THERE are two fields of work in structural engineering in which, as a teacher, I have
naturally been mainly interested; these are theoretical investigations into stress distribution in complicated structures, and the necessary experimental research to test
the validity of these theoretical investigations. It is very interesting to remember the share in the early development in the determination of stresses in structures due to men directly connected with Edinburgh. It was in 1870-nine years before his death-that Clerk Maxwell read his paper on reciprocal diagrams before the Royal Society of Edinburgh, and so laid the foundation of all the investigations which have been so numerous during the last quarter of a century; only three years later Bow’s book on notation was published in Edinburgh, another contribution of great value to systematic development of graphical solutions of stress problems. In 1890 the Oxford University Press published my translation of Cremona’s classical treatise on graphical statics, which I fancy brought home for the first time to engineering students the beauty and simplicity of graphical as opposed to algebraical solutions of stress problems. Though the immense development in the use of graphical methods of dealing with stress calculations both in determinate and in indeterminate structures has rendered obsolete much of this early work, the importance of this pioneer work is attested by the fact that Professor Beggs’ deformeter, which places in the hands of the research worker and the designer a practical method of solving indeterminate structural problems by elastic models, was based, as the
Professor himself in his description of the apparatus acknowledges, on Clerk Maxwell’s
theorem of reciprocal deflections.
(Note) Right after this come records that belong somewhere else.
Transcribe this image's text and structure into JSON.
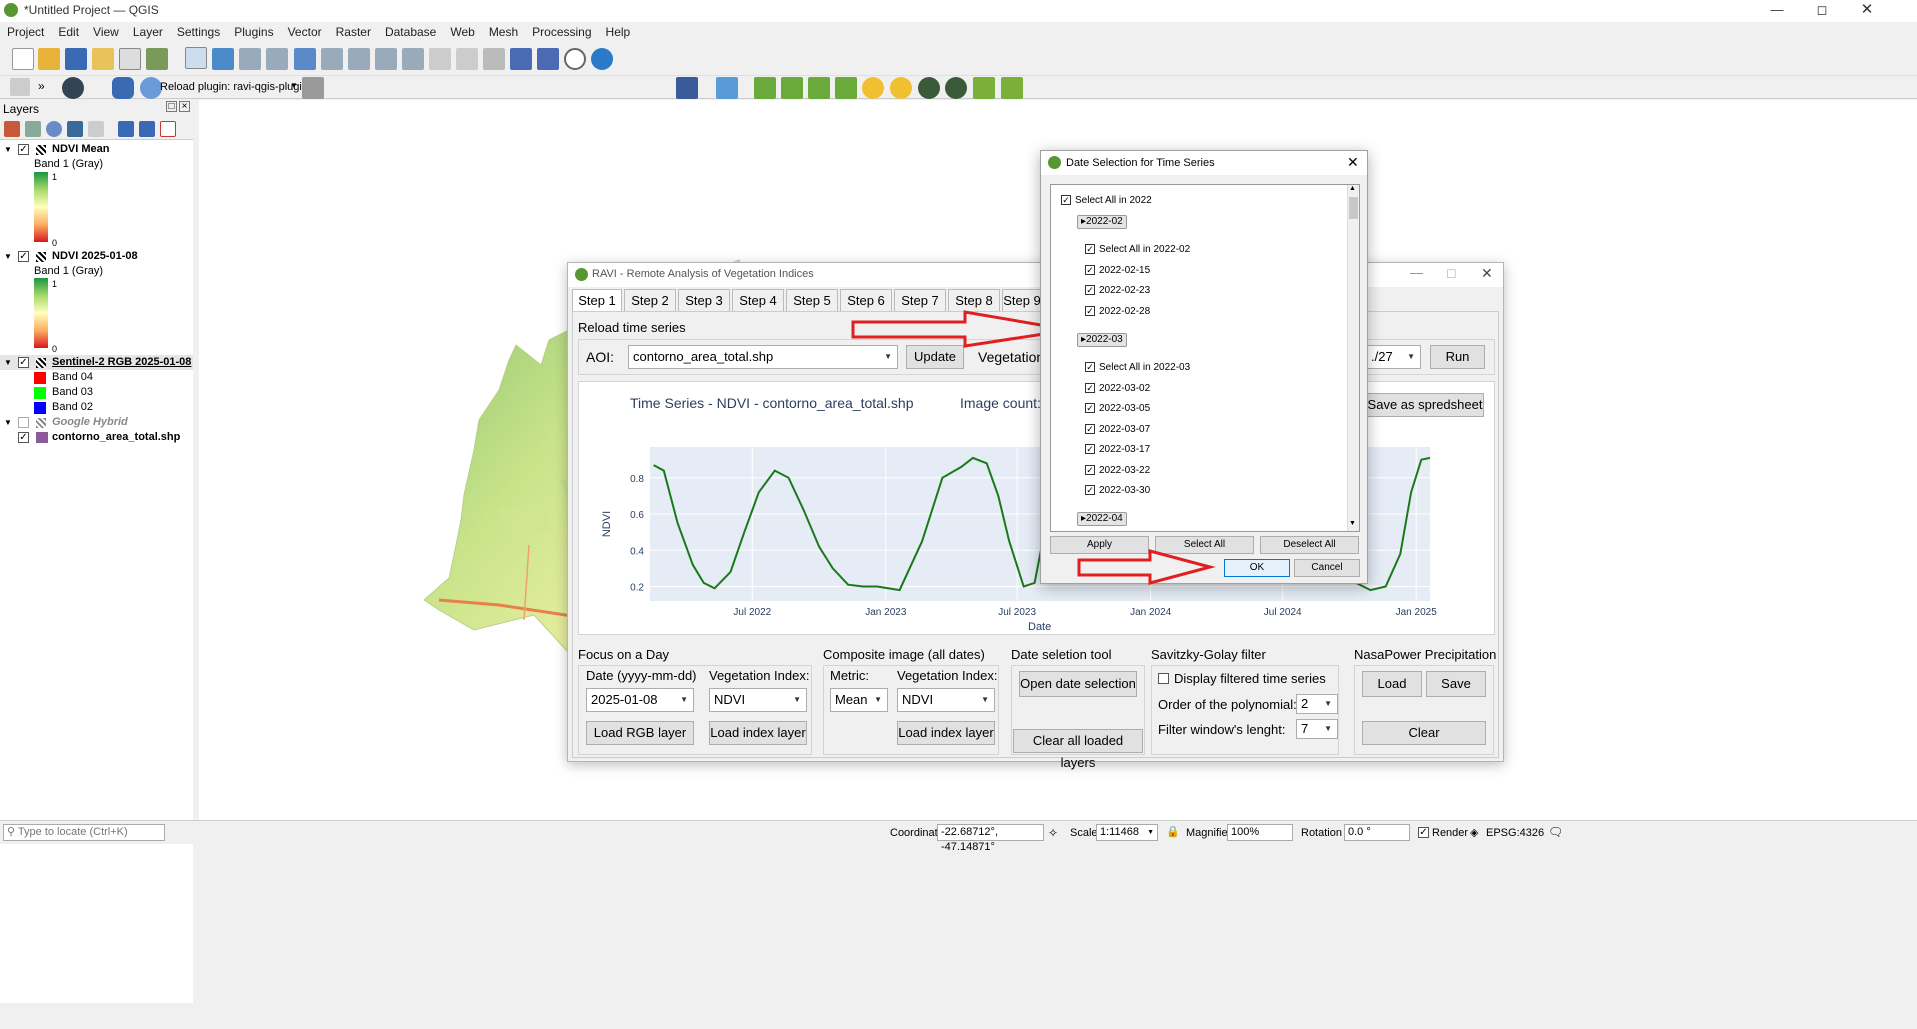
{
  "window": {
    "title": "*Untitled Project — QGIS"
  },
  "menu": [
    "Project",
    "Edit",
    "View",
    "Layer",
    "Settings",
    "Plugins",
    "Vector",
    "Raster",
    "Database",
    "Web",
    "Mesh",
    "Processing",
    "Help"
  ],
  "toolbar2": {
    "reload_label": "Reload plugin: ravi-qgis-plugin",
    "chevrons": "»"
  },
  "layers_panel": {
    "title": "Layers",
    "items": [
      {
        "name": "NDVI Mean",
        "sub": "Band 1 (Gray)",
        "max": "1",
        "min": "0"
      },
      {
        "name": "NDVI 2025-01-08",
        "sub": "Band 1 (Gray)",
        "max": "1",
        "min": "0"
      },
      {
        "name": "Sentinel-2 RGB 2025-01-08",
        "bands": [
          "Band 04",
          "Band 03",
          "Band 02"
        ]
      },
      {
        "name": "Google Hybrid"
      },
      {
        "name": "contorno_area_total.shp"
      }
    ]
  },
  "statusbar": {
    "locate_placeholder": "Type to locate (Ctrl+K)",
    "coordinate_label": "Coordinate",
    "coordinate_value": "-22.68712°, -47.14871°",
    "scale_label": "Scale",
    "scale_value": "1:11468",
    "magnifier_label": "Magnifier",
    "magnifier_value": "100%",
    "rotation_label": "Rotation",
    "rotation_value": "0.0 °",
    "render_label": "Render",
    "crs": "EPSG:4326"
  },
  "ravi": {
    "title": "RAVI - Remote Analysis of Vegetation Indices",
    "tabs": [
      "Step 1",
      "Step 2",
      "Step 3",
      "Step 4",
      "Step 5",
      "Step 6",
      "Step 7",
      "Step 8",
      "Step 9"
    ],
    "reload_label": "Reload time series",
    "aoi_label": "AOI:",
    "aoi_value": "contorno_area_total.shp",
    "update_label": "Update",
    "vegetation_label": "Vegetation",
    "date_partial": "./27",
    "run_label": "Run",
    "chart_title": "Time Series - NDVI - contorno_area_total.shp",
    "image_count_label": "Image count:",
    "save_spreadsheet": "Save as spredsheet",
    "focus": {
      "title": "Focus on a Day",
      "date_label": "Date (yyyy-mm-dd)",
      "date_value": "2025-01-08",
      "vi_label": "Vegetation Index:",
      "vi_value": "NDVI",
      "load_rgb": "Load RGB layer",
      "load_index": "Load index layer"
    },
    "composite": {
      "title": "Composite image (all dates)",
      "metric_label": "Metric:",
      "vi_label": "Vegetation Index:",
      "metric_value": "Mean",
      "vi_value": "NDVI",
      "load_index": "Load index layer"
    },
    "date_tool": {
      "title": "Date seletion tool",
      "open_btn": "Open date selection",
      "clear_btn": "Clear all loaded layers"
    },
    "savgol": {
      "title": "Savitzky-Golay filter",
      "display_label": "Display filtered time series",
      "poly_label": "Order of the polynomial:",
      "poly_value": "2",
      "window_label": "Filter window's lenght:",
      "window_value": "7"
    },
    "nasa": {
      "title": "NasaPower Precipitation",
      "load": "Load",
      "save": "Save",
      "clear": "Clear"
    }
  },
  "dialog": {
    "title": "Date Selection for Time Series",
    "select_all_year": "Select All in 2022",
    "groups": [
      {
        "label": "2022-02",
        "select_all": "Select All in 2022-02",
        "dates": [
          "2022-02-15",
          "2022-02-23",
          "2022-02-28"
        ]
      },
      {
        "label": "2022-03",
        "select_all": "Select All in 2022-03",
        "dates": [
          "2022-03-02",
          "2022-03-05",
          "2022-03-07",
          "2022-03-17",
          "2022-03-22",
          "2022-03-30"
        ]
      },
      {
        "label": "2022-04"
      }
    ],
    "apply": "Apply",
    "select_all": "Select All",
    "deselect_all": "Deselect All",
    "ok": "OK",
    "cancel": "Cancel"
  },
  "chart_data": {
    "type": "line",
    "title": "",
    "xlabel": "Date",
    "ylabel": "NDVI",
    "x_ticks": [
      "Jul 2022",
      "Jan 2023",
      "Jul 2023",
      "Jan 2024",
      "Jul 2024",
      "Jan 2025"
    ],
    "y_ticks": [
      "0.2",
      "0.4",
      "0.6",
      "0.8"
    ],
    "ylim": [
      0.12,
      0.97
    ],
    "xlim": [
      "2022-02-10",
      "2025-01-20"
    ],
    "series": [
      {
        "color": "#1a7a1a",
        "x": [
          "2022-02-15",
          "2022-03-01",
          "2022-03-20",
          "2022-04-10",
          "2022-04-25",
          "2022-05-10",
          "2022-06-01",
          "2022-06-20",
          "2022-07-10",
          "2022-08-01",
          "2022-08-20",
          "2022-09-10",
          "2022-10-01",
          "2022-10-20",
          "2022-11-10",
          "2022-12-01",
          "2022-12-20",
          "2023-01-20",
          "2023-02-20",
          "2023-03-20",
          "2023-04-15",
          "2023-05-01",
          "2023-05-20",
          "2023-06-05",
          "2023-06-20",
          "2023-07-10",
          "2023-07-25",
          "2023-08-10",
          "2023-08-25"
        ],
        "y": [
          0.87,
          0.84,
          0.55,
          0.32,
          0.22,
          0.19,
          0.28,
          0.5,
          0.72,
          0.84,
          0.8,
          0.62,
          0.42,
          0.3,
          0.21,
          0.2,
          0.2,
          0.18,
          0.45,
          0.8,
          0.86,
          0.91,
          0.88,
          0.7,
          0.45,
          0.2,
          0.22,
          0.55,
          0.75
        ]
      },
      {
        "color": "#1a7a1a",
        "x": [
          "2023-08-25",
          "2023-09-10",
          "2023-10-01",
          "2023-10-20",
          "2023-11-10",
          "2023-11-25",
          "2023-12-05"
        ],
        "y": [
          0.75,
          0.8,
          0.81,
          0.8,
          0.78,
          0.77,
          0.7
        ]
      },
      {
        "color": "#1a7a1a",
        "x": [
          "2024-09-20",
          "2024-10-10",
          "2024-10-30",
          "2024-11-20",
          "2024-12-10",
          "2024-12-25",
          "2025-01-08",
          "2025-01-20"
        ],
        "y": [
          0.35,
          0.22,
          0.18,
          0.2,
          0.38,
          0.72,
          0.9,
          0.91
        ]
      }
    ]
  }
}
Professor Beggs’ apparatus is now in use in several
of the British University Engineering Schools, and in some of the more important
structural engineering drawing offices, and research is being carried out with the help
of this instrument in connection with the drawing oflice instruction at the University of Edinburgh and elsewhere.
Sir Thomas Hudson Beare
THE period 1920-1934 has been remarkable in Australia for the number of structural
engineering enterprises undertaken by both public authorities and private companies.
Considering the fact that the whole population of Australia is only 6 1/2 millions (less than the population of London alone) the advance made in the last fourteen years in structural works shows that Australians are not lacking in ambition, enterprise and
IT has often been said that wise men do not prophesy; but much of the progress of the world is due to rash men who do things which wise men consider foolish.
Ewart S. Andrews